▸ Work request:
Please reproduce the entries below exactly, omitting any images they contain.

Web page and app entries
========

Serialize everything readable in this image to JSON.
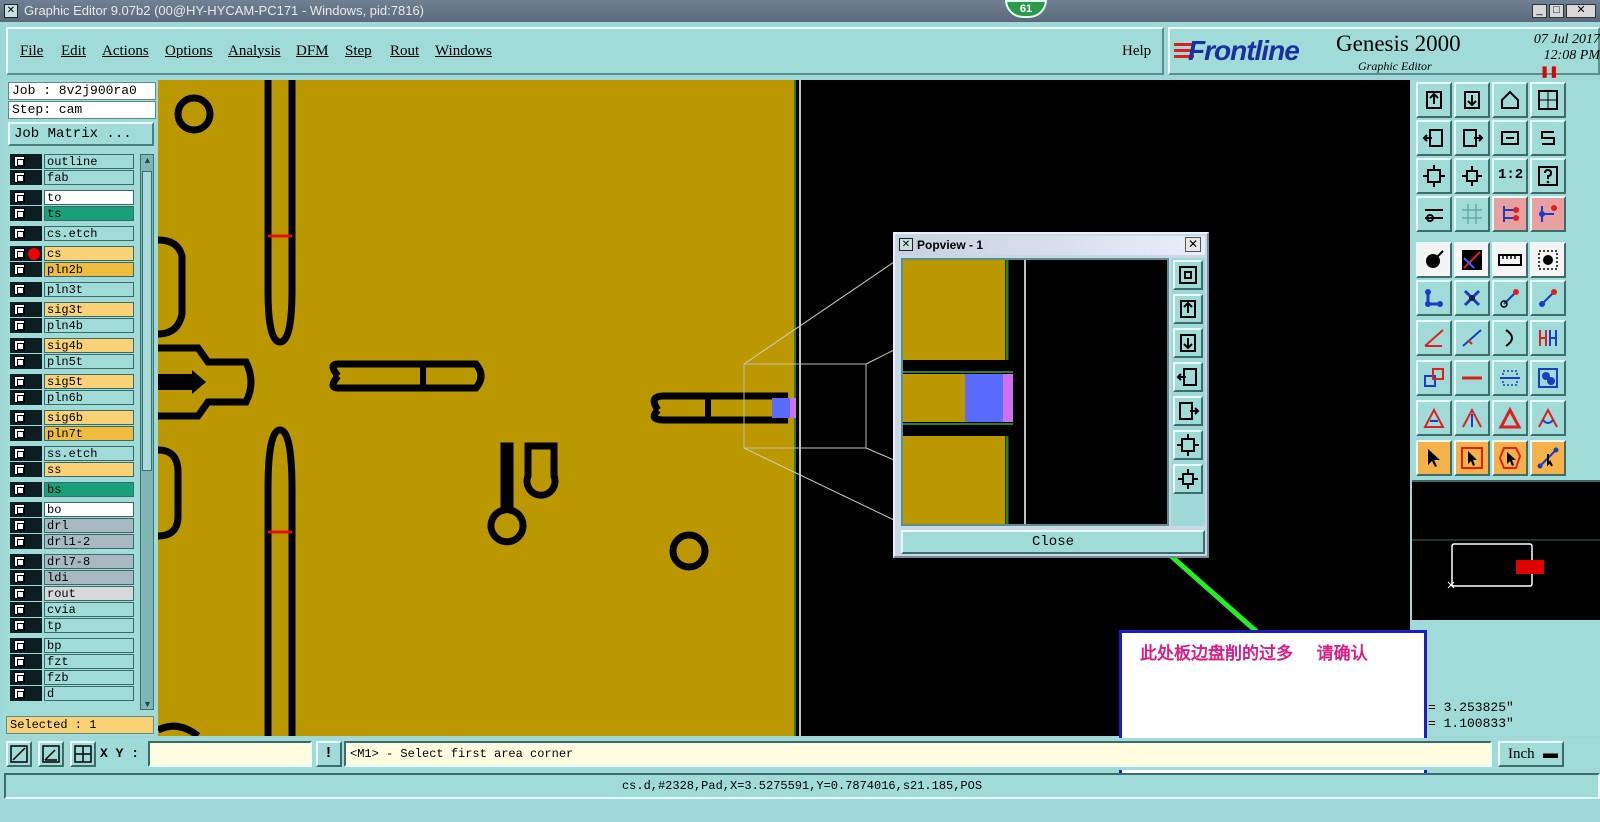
{
  "window": {
    "title": "Graphic Editor 9.07b2 (00@HY-HYCAM-PC171 - Windows, pid:7816)",
    "counter_badge": "61"
  },
  "menu": {
    "items": [
      "File",
      "Edit",
      "Actions",
      "Options",
      "Analysis",
      "DFM",
      "Step",
      "Rout",
      "Windows"
    ],
    "help": "Help"
  },
  "brand": {
    "logo": "Frontline",
    "product": "Genesis 2000",
    "subtitle": "Graphic Editor",
    "date": "07 Jul 2017",
    "time": "12:08 PM"
  },
  "left_panel": {
    "job": "Job : 8v2j900ra0",
    "step": "Step: cam",
    "job_matrix_button": "Job Matrix ...",
    "selected": "Selected : 1",
    "layers": [
      {
        "name": "outline",
        "color": "#a0dbd8"
      },
      {
        "name": "fab",
        "color": "#a0dbd8"
      },
      {
        "name": "to",
        "color": "#ffffff"
      },
      {
        "name": "ts",
        "color": "#18a078"
      },
      {
        "name": "cs.etch",
        "color": "#a0dbd8"
      },
      {
        "name": "cs",
        "color": "#f9d276",
        "active": true
      },
      {
        "name": "pln2b",
        "color": "#f0bc3e"
      },
      {
        "name": "pln3t",
        "color": "#a0dbd8"
      },
      {
        "name": "sig3t",
        "color": "#f9d276"
      },
      {
        "name": "pln4b",
        "color": "#a0dbd8"
      },
      {
        "name": "sig4b",
        "color": "#f9d276"
      },
      {
        "name": "pln5t",
        "color": "#a0dbd8"
      },
      {
        "name": "sig5t",
        "color": "#f9d276"
      },
      {
        "name": "pln6b",
        "color": "#a0dbd8"
      },
      {
        "name": "sig6b",
        "color": "#f9d276"
      },
      {
        "name": "pln7t",
        "color": "#f0bc3e"
      },
      {
        "name": "ss.etch",
        "color": "#a0dbd8"
      },
      {
        "name": "ss",
        "color": "#f9d276"
      },
      {
        "name": "bs",
        "color": "#18a078"
      },
      {
        "name": "bo",
        "color": "#ffffff"
      },
      {
        "name": "drl",
        "color": "#a8b8c0"
      },
      {
        "name": "drl1-2",
        "color": "#a8b8c0"
      },
      {
        "name": "drl7-8",
        "color": "#a8b8c0"
      },
      {
        "name": "ldi",
        "color": "#a8b8c0"
      },
      {
        "name": "rout",
        "color": "#d8d8d8"
      },
      {
        "name": "cvia",
        "color": "#a0dbd8"
      },
      {
        "name": "tp",
        "color": "#a0dbd8"
      },
      {
        "name": "bp",
        "color": "#a0dbd8"
      },
      {
        "name": "fzt",
        "color": "#a0dbd8"
      },
      {
        "name": "fzb",
        "color": "#a0dbd8"
      },
      {
        "name": "d",
        "color": "#a0dbd8"
      }
    ]
  },
  "right_panel": {
    "coord_x": "= 3.253825\"",
    "coord_y": "= 1.100833\"",
    "ratio_tool_label": "1:2"
  },
  "popview": {
    "title": "Popview - 1",
    "close_button": "Close"
  },
  "annotation": {
    "text": "此处板边盘削的过多    请确认"
  },
  "bottom": {
    "xy_label": "X Y :",
    "xy_value": "",
    "prompt": "<M1> - Select first area corner",
    "units": "Inch"
  },
  "status": {
    "text": "cs.d,#2328,Pad,X=3.5275591,Y=0.7874016,s21.185,POS"
  },
  "colors": {
    "copper": "#bc9800",
    "panel": "#a0dbd8",
    "selection": "#5a6cff",
    "highlight": "#d070f0",
    "arrow": "#22ee22",
    "note_border": "#1c1cc4",
    "note_text": "#d81f86"
  }
}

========

▸ Answer to the exercise:
Serialize everything readable in this image to JSON.
{
  "window": {
    "title": "Graphic Editor 9.07b2 (00@HY-HYCAM-PC171 - Windows, pid:7816)",
    "counter_badge": "61"
  },
  "menu": {
    "items": [
      "File",
      "Edit",
      "Actions",
      "Options",
      "Analysis",
      "DFM",
      "Step",
      "Rout",
      "Windows"
    ],
    "help": "Help"
  },
  "brand": {
    "logo": "Frontline",
    "product": "Genesis 2000",
    "subtitle": "Graphic Editor",
    "date": "07 Jul 2017",
    "time": "12:08 PM"
  },
  "left_panel": {
    "job": "Job : 8v2j900ra0",
    "step": "Step: cam",
    "job_matrix_button": "Job Matrix ...",
    "selected": "Selected : 1",
    "layers": [
      {
        "name": "outline",
        "color": "#a0dbd8"
      },
      {
        "name": "fab",
        "color": "#a0dbd8"
      },
      {
        "name": "to",
        "color": "#ffffff"
      },
      {
        "name": "ts",
        "color": "#18a078"
      },
      {
        "name": "cs.etch",
        "color": "#a0dbd8"
      },
      {
        "name": "cs",
        "color": "#f9d276",
        "active": true
      },
      {
        "name": "pln2b",
        "color": "#f0bc3e"
      },
      {
        "name": "pln3t",
        "color": "#a0dbd8"
      },
      {
        "name": "sig3t",
        "color": "#f9d276"
      },
      {
        "name": "pln4b",
        "color": "#a0dbd8"
      },
      {
        "name": "sig4b",
        "color": "#f9d276"
      },
      {
        "name": "pln5t",
        "color": "#a0dbd8"
      },
      {
        "name": "sig5t",
        "color": "#f9d276"
      },
      {
        "name": "pln6b",
        "color": "#a0dbd8"
      },
      {
        "name": "sig6b",
        "color": "#f9d276"
      },
      {
        "name": "pln7t",
        "color": "#f0bc3e"
      },
      {
        "name": "ss.etch",
        "color": "#a0dbd8"
      },
      {
        "name": "ss",
        "color": "#f9d276"
      },
      {
        "name": "bs",
        "color": "#18a078"
      },
      {
        "name": "bo",
        "color": "#ffffff"
      },
      {
        "name": "drl",
        "color": "#a8b8c0"
      },
      {
        "name": "drl1-2",
        "color": "#a8b8c0"
      },
      {
        "name": "drl7-8",
        "color": "#a8b8c0"
      },
      {
        "name": "ldi",
        "color": "#a8b8c0"
      },
      {
        "name": "rout",
        "color": "#d8d8d8"
      },
      {
        "name": "cvia",
        "color": "#a0dbd8"
      },
      {
        "name": "tp",
        "color": "#a0dbd8"
      },
      {
        "name": "bp",
        "color": "#a0dbd8"
      },
      {
        "name": "fzt",
        "color": "#a0dbd8"
      },
      {
        "name": "fzb",
        "color": "#a0dbd8"
      },
      {
        "name": "d",
        "color": "#a0dbd8"
      }
    ]
  },
  "right_panel": {
    "coord_x": "= 3.253825\"",
    "coord_y": "= 1.100833\"",
    "ratio_tool_label": "1:2"
  },
  "popview": {
    "title": "Popview - 1",
    "close_button": "Close"
  },
  "annotation": {
    "text": "此处板边盘削的过多    请确认"
  },
  "bottom": {
    "xy_label": "X Y :",
    "xy_value": "",
    "prompt": "<M1> - Select first area corner",
    "units": "Inch"
  },
  "status": {
    "text": "cs.d,#2328,Pad,X=3.5275591,Y=0.7874016,s21.185,POS"
  },
  "colors": {
    "copper": "#bc9800",
    "panel": "#a0dbd8",
    "selection": "#5a6cff",
    "highlight": "#d070f0",
    "arrow": "#22ee22",
    "note_border": "#1c1cc4",
    "note_text": "#d81f86"
  }
}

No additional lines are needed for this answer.